There are many similarities and differences between the empires of Alexander the Great and ancient Rome.

Your instructor's first reaction to this will be, "Obviously." Additionally, you have given yourself no guidance. Students with vague thesis statements tend to discuss surface level similarities and differences. For example, the Roman Empire surrounded the Mediterranean and Alexander's empire stretched eastward. Rome lasted longer, and Alexander's empire fell apart relatively quickly. These statements are not interesting. Instead, consider a thesis like this:

The Roman Empire outlasted the empire of Alexander the Great because the Romans established effective administration to rule, tax, and protect the provinces, where Alexander failed to provide lasting and durable bureaucracies to administer his empire.

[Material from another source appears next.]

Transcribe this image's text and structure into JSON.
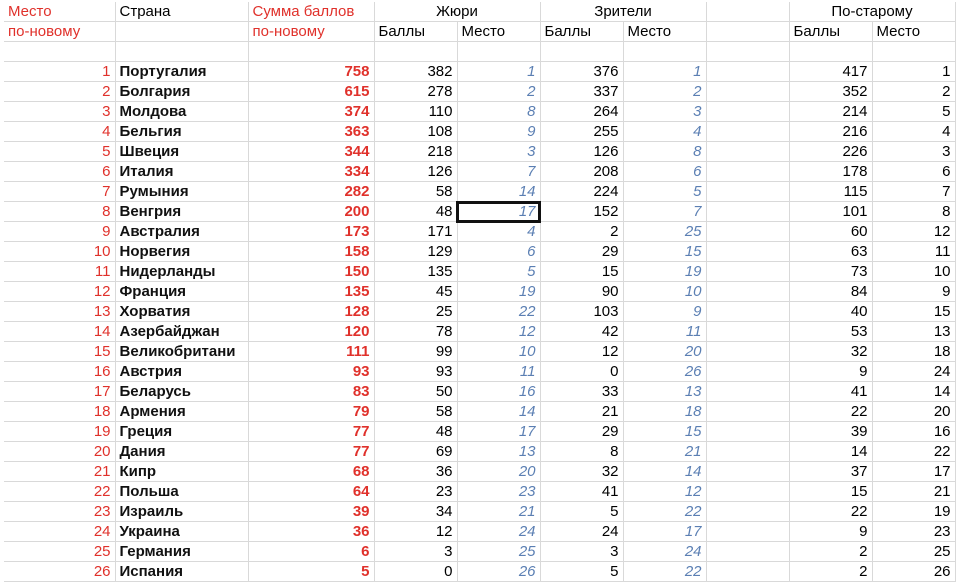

This thesis statement gives you direction, gives your reader expectations, and ensures that you will be proving a point, not just stating the obvious. Not only do you have all of these benefits, but you can write far more words and pages about a specific topic than you can about something so broad that you have no guidelines. A broad topic may allow for a wide range of topics to be included, but without guidance, none of them will have much impact. A specific thesis will give the author and the reader expectations that they can work within.The above example focuses on administration, taxation, and longevity, which means that certain sources, types of evidence, and arguments are going to make a lot of sense.

How to Write Your Thesis Statement

Deciding what your argument will be is the only part that hasn't been addressed yet, and it's the hardest part. These are the steps:

  1. Review the prompt. What is the historical question that you're tasked with answering? Know this before you start reading resources and learning, or you will have no idea what to focus on.
  2. Conduct research. Read provided materials, find more resources, and keep track of what you find and what you learn as you do so. Focus on information that relates to the prompt. Don't skip this step!
  3. Ask yourself the prompt's question, then answer it. Once you have read enough about the subject of the prompt, you should be able to form an answer to it. Write down your answer to the prompt.
  4. Make a list of sources that prove your point. If you don't have enough after your research, this is the time to find more. If you really can't find enough sources, or they don't really support your point enough, perhaps you should come up with a better answer to the prompt.
  5. Structure your argument based on your evidence. Organize your sources into categories; in support of or in opposition to your argument (a good paper considers alternative or disagreeing arguments too), background information or pointed evidence, etc.
  6. Revisit your answer to the question based on #3. Rephrase it to include the specifics that you will be arguing. A vague thesis is a useless thesis. You'll have plenty to write about in your body paragraphs, so don't worry about specifying your argument's steps clearly in your thesis statement.

Once you have written a clear, directional thesis statement, you can start organizing your paper and writing your body paragraphs.

  • 1. There is a massive amount of historical debate over the "fall" of Rome and whether or not it even "fell." The debate more or less begins with Edward Gibbon's thesis, which argued that Rome fell due to a decline in civic virtue, which is partly caused (in his estimation) by the rise of Christianity. Significant amounts of scholarship have argued that neither of these things were actually the cause, and/or that defining the "fall" of Rome as 476 CE is somewhat arbitrary.
  • 2. For this thesis statement, you would need to prove that there were alternative diplomatic or military solutions that were either brushed aside or ignored.